Review: Mad Money
All said and chortled, Mad Money, a candy-coloured tribute to women empowerment has its engaging moments. Rashid Irani tells more.Updated: Jan 18, 2008 18:28 IST
Cast: Diane Keaton, Queen Latifah, Katie Holmes
Direction: Callie Khouri
Once in a very bluish moon, American cinema does come up with entirely women-centric entertainers. Director Khouri’s Mad Money is one those rare examples of a femme-flick, training the spotlight on a trio of feisty leading ladies belonging to different generations.
To be sure, this spin on Ocean’s 11 is far too cute for comfort. But what the heck, the result is easy on the eyes with a thieving but essentially clean-hearted trio led by Diane Keaton striving to give the viewer fair enough value for the price of a ticket.
As it happens, Keaton is assigned a big, fat juicy role as a housewife driven by circumstances to take on the job of a janitor at Kansas City’s Federal Reserve Bank.
Her husband (Ted Danson) has been laid off work. So someone has to keep the kitchen fires ablaze. Cash-challenged, she is bound to dream of bigger bucks, literally, since stacks of cash are shredded at the bank. The somewhat self-serving Robin Hood doesn’t see anything morally wrong in heisting dollars that are useless to the rest of the world anyway.
Next: Our janitor lady recruits two accomplices – a single mom (Latifah, with as strong a camera presence as Whoopi Goldberg) and a young, space cadet (Holmes) who’s leading a pop-rock life through the headphones jammed in her ears. All the three characters are likeable even though their frantic antics are no more than superficial script contrivances.
Frequently, too, we feel as if we are watching a sudsy TV soap opera. Not too surprising this, because the movie is essentially a remake of a little known tele-movie Hot Money.
All said and chortled, the candy-coloured tribute to women empowerment has its engaging moments. And of course, there’s the sheer pleasure of seeing Ms Keaton again – the actress whose performances in the Godfather trilogy, Annie Hall, Interiors, Reds,

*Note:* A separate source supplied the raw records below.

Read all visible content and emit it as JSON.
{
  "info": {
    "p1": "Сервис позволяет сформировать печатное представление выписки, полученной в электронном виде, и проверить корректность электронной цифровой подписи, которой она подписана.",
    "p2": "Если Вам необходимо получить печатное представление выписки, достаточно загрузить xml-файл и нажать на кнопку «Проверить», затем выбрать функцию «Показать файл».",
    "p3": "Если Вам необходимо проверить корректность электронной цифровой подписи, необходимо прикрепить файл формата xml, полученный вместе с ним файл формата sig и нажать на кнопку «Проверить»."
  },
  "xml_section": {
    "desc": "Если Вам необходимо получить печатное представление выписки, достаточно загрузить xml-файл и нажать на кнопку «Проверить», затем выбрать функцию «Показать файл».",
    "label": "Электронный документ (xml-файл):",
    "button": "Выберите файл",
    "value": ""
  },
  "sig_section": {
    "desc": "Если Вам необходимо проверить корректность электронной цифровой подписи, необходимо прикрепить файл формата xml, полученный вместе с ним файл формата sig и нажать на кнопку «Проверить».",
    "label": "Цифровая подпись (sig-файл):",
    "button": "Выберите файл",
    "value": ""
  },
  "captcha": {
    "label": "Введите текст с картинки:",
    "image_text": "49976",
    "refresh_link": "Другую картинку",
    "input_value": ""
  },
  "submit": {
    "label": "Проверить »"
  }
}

First Wives Club and As Good as it Gets remain unforgettable.
Never mind the hiccups. Ladies, do it again.